Segment Start: Records provided
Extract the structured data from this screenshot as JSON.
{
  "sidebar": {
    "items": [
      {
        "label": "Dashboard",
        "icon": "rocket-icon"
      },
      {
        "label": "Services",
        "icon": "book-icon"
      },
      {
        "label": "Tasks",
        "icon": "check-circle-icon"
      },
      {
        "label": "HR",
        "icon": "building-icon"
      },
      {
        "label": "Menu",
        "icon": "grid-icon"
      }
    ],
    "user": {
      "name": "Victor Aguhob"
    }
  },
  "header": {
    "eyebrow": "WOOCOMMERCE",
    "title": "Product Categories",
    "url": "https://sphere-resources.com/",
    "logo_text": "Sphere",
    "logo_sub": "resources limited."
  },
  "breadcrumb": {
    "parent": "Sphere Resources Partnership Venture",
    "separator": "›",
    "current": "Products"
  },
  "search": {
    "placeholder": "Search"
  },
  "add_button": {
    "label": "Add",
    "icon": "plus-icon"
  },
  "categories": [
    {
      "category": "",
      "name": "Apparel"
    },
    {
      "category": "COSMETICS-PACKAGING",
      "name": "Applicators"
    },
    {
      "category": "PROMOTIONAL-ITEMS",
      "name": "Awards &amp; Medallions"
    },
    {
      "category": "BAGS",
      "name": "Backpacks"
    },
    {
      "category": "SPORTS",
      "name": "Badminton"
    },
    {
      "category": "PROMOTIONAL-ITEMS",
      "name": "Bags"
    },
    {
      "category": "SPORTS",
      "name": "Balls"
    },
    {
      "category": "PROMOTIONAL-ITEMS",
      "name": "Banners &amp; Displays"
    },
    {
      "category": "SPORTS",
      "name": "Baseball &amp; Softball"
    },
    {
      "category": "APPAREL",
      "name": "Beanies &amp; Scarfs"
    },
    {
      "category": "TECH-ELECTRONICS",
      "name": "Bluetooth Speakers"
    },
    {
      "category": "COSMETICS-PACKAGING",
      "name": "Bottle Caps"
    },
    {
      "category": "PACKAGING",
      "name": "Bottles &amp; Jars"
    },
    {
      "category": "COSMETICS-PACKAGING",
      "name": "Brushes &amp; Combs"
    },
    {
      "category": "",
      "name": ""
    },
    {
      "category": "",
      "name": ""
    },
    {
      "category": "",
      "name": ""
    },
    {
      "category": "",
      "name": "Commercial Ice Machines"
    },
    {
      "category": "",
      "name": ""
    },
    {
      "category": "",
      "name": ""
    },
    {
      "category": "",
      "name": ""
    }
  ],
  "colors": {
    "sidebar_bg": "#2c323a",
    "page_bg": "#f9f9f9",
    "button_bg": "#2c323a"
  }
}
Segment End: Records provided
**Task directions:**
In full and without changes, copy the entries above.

**Finished exercise:**
Extract the structured data from this screenshot as JSON.
{
  "sidebar": {
    "items": [
      {
        "label": "Dashboard",
        "icon": "rocket-icon"
      },
      {
        "label": "Services",
        "icon": "book-icon"
      },
      {
        "label": "Tasks",
        "icon": "check-circle-icon"
      },
      {
        "label": "HR",
        "icon": "building-icon"
      },
      {
        "label": "Menu",
        "icon": "grid-icon"
      }
    ],
    "user": {
      "name": "Victor Aguhob"
    }
  },
  "header": {
    "eyebrow": "WOOCOMMERCE",
    "title": "Product Categories",
    "url": "https://sphere-resources.com/",
    "logo_text": "Sphere",
    "logo_sub": "resources limited."
  },
  "breadcrumb": {
    "parent": "Sphere Resources Partnership Venture",
    "separator": "›",
    "current": "Products"
  },
  "search": {
    "placeholder": "Search"
  },
  "add_button": {
    "label": "Add",
    "icon": "plus-icon"
  },
  "categories": [
    {
      "category": "",
      "name": "Apparel"
    },
    {
      "category": "COSMETICS-PACKAGING",
      "name": "Applicators"
    },
    {
      "category": "PROMOTIONAL-ITEMS",
      "name": "Awards &amp; Medallions"
    },
    {
      "category": "BAGS",
      "name": "Backpacks"
    },
    {
      "category": "SPORTS",
      "name": "Badminton"
    },
    {
      "category": "PROMOTIONAL-ITEMS",
      "name": "Bags"
    },
    {
      "category": "SPORTS",
      "name": "Balls"
    },
    {
      "category": "PROMOTIONAL-ITEMS",
      "name": "Banners &amp; Displays"
    },
    {
      "category": "SPORTS",
      "name": "Baseball &amp; Softball"
    },
    {
      "category": "APPAREL",
      "name": "Beanies &amp; Scarfs"
    },
    {
      "category": "TECH-ELECTRONICS",
      "name": "Bluetooth Speakers"
    },
    {
      "category": "COSMETICS-PACKAGING",
      "name": "Bottle Caps"
    },
    {
      "category": "PACKAGING",
      "name": "Bottles &amp; Jars"
    },
    {
      "category": "COSMETICS-PACKAGING",
      "name": "Brushes &amp; Combs"
    },
    {
      "category": "",
      "name": ""
    },
    {
      "category": "",
      "name": ""
    },
    {
      "category": "",
      "name": ""
    },
    {
      "category": "",
      "name": "Commercial Ice Machines"
    },
    {
      "category": "",
      "name": ""
    },
    {
      "category": "",
      "name": ""
    },
    {
      "category": "",
      "name": ""
    }
  ],
  "colors": {
    "sidebar_bg": "#2c323a",
    "page_bg": "#f9f9f9",
    "button_bg": "#2c323a"
  }
}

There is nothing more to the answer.